# Requirement
The entries should be restated word for word.

# Records for the task
----------
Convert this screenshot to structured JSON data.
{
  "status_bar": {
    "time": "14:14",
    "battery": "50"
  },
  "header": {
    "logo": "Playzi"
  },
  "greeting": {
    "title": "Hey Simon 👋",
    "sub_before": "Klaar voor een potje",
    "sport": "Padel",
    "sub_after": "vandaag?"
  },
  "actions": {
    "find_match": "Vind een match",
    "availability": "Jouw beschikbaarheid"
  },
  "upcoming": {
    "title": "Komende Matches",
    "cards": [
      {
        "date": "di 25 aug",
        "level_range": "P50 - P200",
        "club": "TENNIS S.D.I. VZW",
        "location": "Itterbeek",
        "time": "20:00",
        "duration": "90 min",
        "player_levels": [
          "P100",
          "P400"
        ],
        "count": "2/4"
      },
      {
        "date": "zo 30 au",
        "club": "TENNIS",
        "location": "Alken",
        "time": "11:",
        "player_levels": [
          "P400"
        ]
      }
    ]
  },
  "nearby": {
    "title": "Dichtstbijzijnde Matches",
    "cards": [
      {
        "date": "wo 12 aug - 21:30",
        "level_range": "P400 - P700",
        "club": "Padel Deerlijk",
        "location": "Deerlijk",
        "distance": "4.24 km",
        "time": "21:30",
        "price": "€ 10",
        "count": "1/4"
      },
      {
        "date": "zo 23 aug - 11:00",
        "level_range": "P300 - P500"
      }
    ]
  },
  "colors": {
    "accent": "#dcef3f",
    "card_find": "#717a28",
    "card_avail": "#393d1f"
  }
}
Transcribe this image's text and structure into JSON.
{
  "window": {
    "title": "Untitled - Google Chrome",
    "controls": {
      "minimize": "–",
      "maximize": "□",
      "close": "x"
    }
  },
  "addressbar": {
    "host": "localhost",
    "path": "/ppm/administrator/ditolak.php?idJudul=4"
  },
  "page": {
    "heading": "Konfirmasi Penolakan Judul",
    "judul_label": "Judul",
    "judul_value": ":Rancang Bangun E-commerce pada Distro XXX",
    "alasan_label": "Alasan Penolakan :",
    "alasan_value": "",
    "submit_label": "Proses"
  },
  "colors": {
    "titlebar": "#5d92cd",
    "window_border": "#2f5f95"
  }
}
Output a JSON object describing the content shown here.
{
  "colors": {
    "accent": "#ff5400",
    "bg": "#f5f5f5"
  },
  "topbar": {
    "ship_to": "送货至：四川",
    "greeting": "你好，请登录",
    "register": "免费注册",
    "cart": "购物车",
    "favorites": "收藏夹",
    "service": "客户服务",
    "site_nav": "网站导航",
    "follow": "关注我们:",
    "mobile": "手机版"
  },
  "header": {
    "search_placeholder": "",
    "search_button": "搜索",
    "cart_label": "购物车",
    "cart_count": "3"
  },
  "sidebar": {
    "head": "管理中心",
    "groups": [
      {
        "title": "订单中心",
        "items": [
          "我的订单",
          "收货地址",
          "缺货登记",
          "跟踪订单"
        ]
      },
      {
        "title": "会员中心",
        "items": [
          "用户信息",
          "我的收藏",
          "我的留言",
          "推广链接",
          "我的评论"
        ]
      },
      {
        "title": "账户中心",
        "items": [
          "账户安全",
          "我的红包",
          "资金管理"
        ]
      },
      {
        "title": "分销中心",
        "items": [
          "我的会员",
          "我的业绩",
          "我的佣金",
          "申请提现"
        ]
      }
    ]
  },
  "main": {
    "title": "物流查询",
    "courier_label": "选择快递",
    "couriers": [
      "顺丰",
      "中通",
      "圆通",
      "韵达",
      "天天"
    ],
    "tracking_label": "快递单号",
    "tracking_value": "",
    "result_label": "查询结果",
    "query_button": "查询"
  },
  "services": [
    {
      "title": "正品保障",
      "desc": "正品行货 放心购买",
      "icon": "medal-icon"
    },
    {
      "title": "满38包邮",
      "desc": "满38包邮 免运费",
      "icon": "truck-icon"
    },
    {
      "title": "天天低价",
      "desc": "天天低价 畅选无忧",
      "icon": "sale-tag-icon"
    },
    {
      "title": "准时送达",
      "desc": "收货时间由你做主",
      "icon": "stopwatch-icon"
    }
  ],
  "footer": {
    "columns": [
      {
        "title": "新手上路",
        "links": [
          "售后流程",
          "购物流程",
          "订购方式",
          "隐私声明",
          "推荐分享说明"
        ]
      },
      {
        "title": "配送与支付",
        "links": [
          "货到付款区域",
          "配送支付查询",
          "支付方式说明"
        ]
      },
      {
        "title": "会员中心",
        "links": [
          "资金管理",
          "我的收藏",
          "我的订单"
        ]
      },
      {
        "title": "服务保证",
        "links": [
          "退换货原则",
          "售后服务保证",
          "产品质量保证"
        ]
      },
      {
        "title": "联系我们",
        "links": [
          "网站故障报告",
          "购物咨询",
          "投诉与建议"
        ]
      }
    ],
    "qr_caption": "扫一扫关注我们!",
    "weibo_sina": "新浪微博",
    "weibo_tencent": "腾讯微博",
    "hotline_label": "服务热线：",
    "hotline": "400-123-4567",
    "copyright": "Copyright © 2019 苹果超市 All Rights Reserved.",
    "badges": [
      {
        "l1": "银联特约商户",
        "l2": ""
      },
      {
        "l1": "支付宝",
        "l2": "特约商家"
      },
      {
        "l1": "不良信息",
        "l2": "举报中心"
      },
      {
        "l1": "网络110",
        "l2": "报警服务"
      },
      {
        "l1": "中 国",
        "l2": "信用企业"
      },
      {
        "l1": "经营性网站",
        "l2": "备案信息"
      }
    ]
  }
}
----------
# Reply to the task
Convert this screenshot to structured JSON data.
{
  "status_bar": {
    "time": "14:14",
    "battery": "50"
  },
  "header": {
    "logo": "Playzi"
  },
  "greeting": {
    "title": "Hey Simon 👋",
    "sub_before": "Klaar voor een potje",
    "sport": "Padel",
    "sub_after": "vandaag?"
  },
  "actions": {
    "find_match": "Vind een match",
    "availability": "Jouw beschikbaarheid"
  },
  "upcoming": {
    "title": "Komende Matches",
    "cards": [
      {
        "date": "di 25 aug",
        "level_range": "P50 - P200",
        "club": "TENNIS S.D.I. VZW",
        "location": "Itterbeek",
        "time": "20:00",
        "duration": "90 min",
        "player_levels": [
          "P100",
          "P400"
        ],
        "count": "2/4"
      },
      {
        "date": "zo 30 au",
        "club": "TENNIS",
        "location": "Alken",
        "time": "11:",
        "player_levels": [
          "P400"
        ]
      }
    ]
  },
  "nearby": {
    "title": "Dichtstbijzijnde Matches",
    "cards": [
      {
        "date": "wo 12 aug - 21:30",
        "level_range": "P400 - P700",
        "club": "Padel Deerlijk",
        "location": "Deerlijk",
        "distance": "4.24 km",
        "time": "21:30",
        "price": "€ 10",
        "count": "1/4"
      },
      {
        "date": "zo 23 aug - 11:00",
        "level_range": "P300 - P500"
      }
    ]
  },
  "colors": {
    "accent": "#dcef3f",
    "card_find": "#717a28",
    "card_avail": "#393d1f"
  }
}
Transcribe this image's text and structure into JSON.
{
  "window": {
    "title": "Untitled - Google Chrome",
    "controls": {
      "minimize": "–",
      "maximize": "□",
      "close": "x"
    }
  },
  "addressbar": {
    "host": "localhost",
    "path": "/ppm/administrator/ditolak.php?idJudul=4"
  },
  "page": {
    "heading": "Konfirmasi Penolakan Judul",
    "judul_label": "Judul",
    "judul_value": ":Rancang Bangun E-commerce pada Distro XXX",
    "alasan_label": "Alasan Penolakan :",
    "alasan_value": "",
    "submit_label": "Proses"
  },
  "colors": {
    "titlebar": "#5d92cd",
    "window_border": "#2f5f95"
  }
}
Output a JSON object describing the content shown here.
{
  "colors": {
    "accent": "#ff5400",
    "bg": "#f5f5f5"
  },
  "topbar": {
    "ship_to": "送货至：四川",
    "greeting": "你好，请登录",
    "register": "免费注册",
    "cart": "购物车",
    "favorites": "收藏夹",
    "service": "客户服务",
    "site_nav": "网站导航",
    "follow": "关注我们:",
    "mobile": "手机版"
  },
  "header": {
    "search_placeholder": "",
    "search_button": "搜索",
    "cart_label": "购物车",
    "cart_count": "3"
  },
  "sidebar": {
    "head": "管理中心",
    "groups": [
      {
        "title": "订单中心",
        "items": [
          "我的订单",
          "收货地址",
          "缺货登记",
          "跟踪订单"
        ]
      },
      {
        "title": "会员中心",
        "items": [
          "用户信息",
          "我的收藏",
          "我的留言",
          "推广链接",
          "我的评论"
        ]
      },
      {
        "title": "账户中心",
        "items": [
          "账户安全",
          "我的红包",
          "资金管理"
        ]
      },
      {
        "title": "分销中心",
        "items": [
          "我的会员",
          "我的业绩",
          "我的佣金",
          "申请提现"
        ]
      }
    ]
  },
  "main": {
    "title": "物流查询",
    "courier_label": "选择快递",
    "couriers": [
      "顺丰",
      "中通",
      "圆通",
      "韵达",
      "天天"
    ],
    "tracking_label": "快递单号",
    "tracking_value": "",
    "result_label": "查询结果",
    "query_button": "查询"
  },
  "services": [
    {
      "title": "正品保障",
      "desc": "正品行货 放心购买",
      "icon": "medal-icon"
    },
    {
      "title": "满38包邮",
      "desc": "满38包邮 免运费",
      "icon": "truck-icon"
    },
    {
      "title": "天天低价",
      "desc": "天天低价 畅选无忧",
      "icon": "sale-tag-icon"
    },
    {
      "title": "准时送达",
      "desc": "收货时间由你做主",
      "icon": "stopwatch-icon"
    }
  ],
  "footer": {
    "columns": [
      {
        "title": "新手上路",
        "links": [
          "售后流程",
          "购物流程",
          "订购方式",
          "隐私声明",
          "推荐分享说明"
        ]
      },
      {
        "title": "配送与支付",
        "links": [
          "货到付款区域",
          "配送支付查询",
          "支付方式说明"
        ]
      },
      {
        "title": "会员中心",
        "links": [
          "资金管理",
          "我的收藏",
          "我的订单"
        ]
      },
      {
        "title": "服务保证",
        "links": [
          "退换货原则",
          "售后服务保证",
          "产品质量保证"
        ]
      },
      {
        "title": "联系我们",
        "links": [
          "网站故障报告",
          "购物咨询",
          "投诉与建议"
        ]
      }
    ],
    "qr_caption": "扫一扫关注我们!",
    "weibo_sina": "新浪微博",
    "weibo_tencent": "腾讯微博",
    "hotline_label": "服务热线：",
    "hotline": "400-123-4567",
    "copyright": "Copyright © 2019 苹果超市 All Rights Reserved.",
    "badges": [
      {
        "l1": "银联特约商户",
        "l2": ""
      },
      {
        "l1": "支付宝",
        "l2": "特约商家"
      },
      {
        "l1": "不良信息",
        "l2": "举报中心"
      },
      {
        "l1": "网络110",
        "l2": "报警服务"
      },
      {
        "l1": "中 国",
        "l2": "信用企业"
      },
      {
        "l1": "经营性网站",
        "l2": "备案信息"
      }
    ]
  }
}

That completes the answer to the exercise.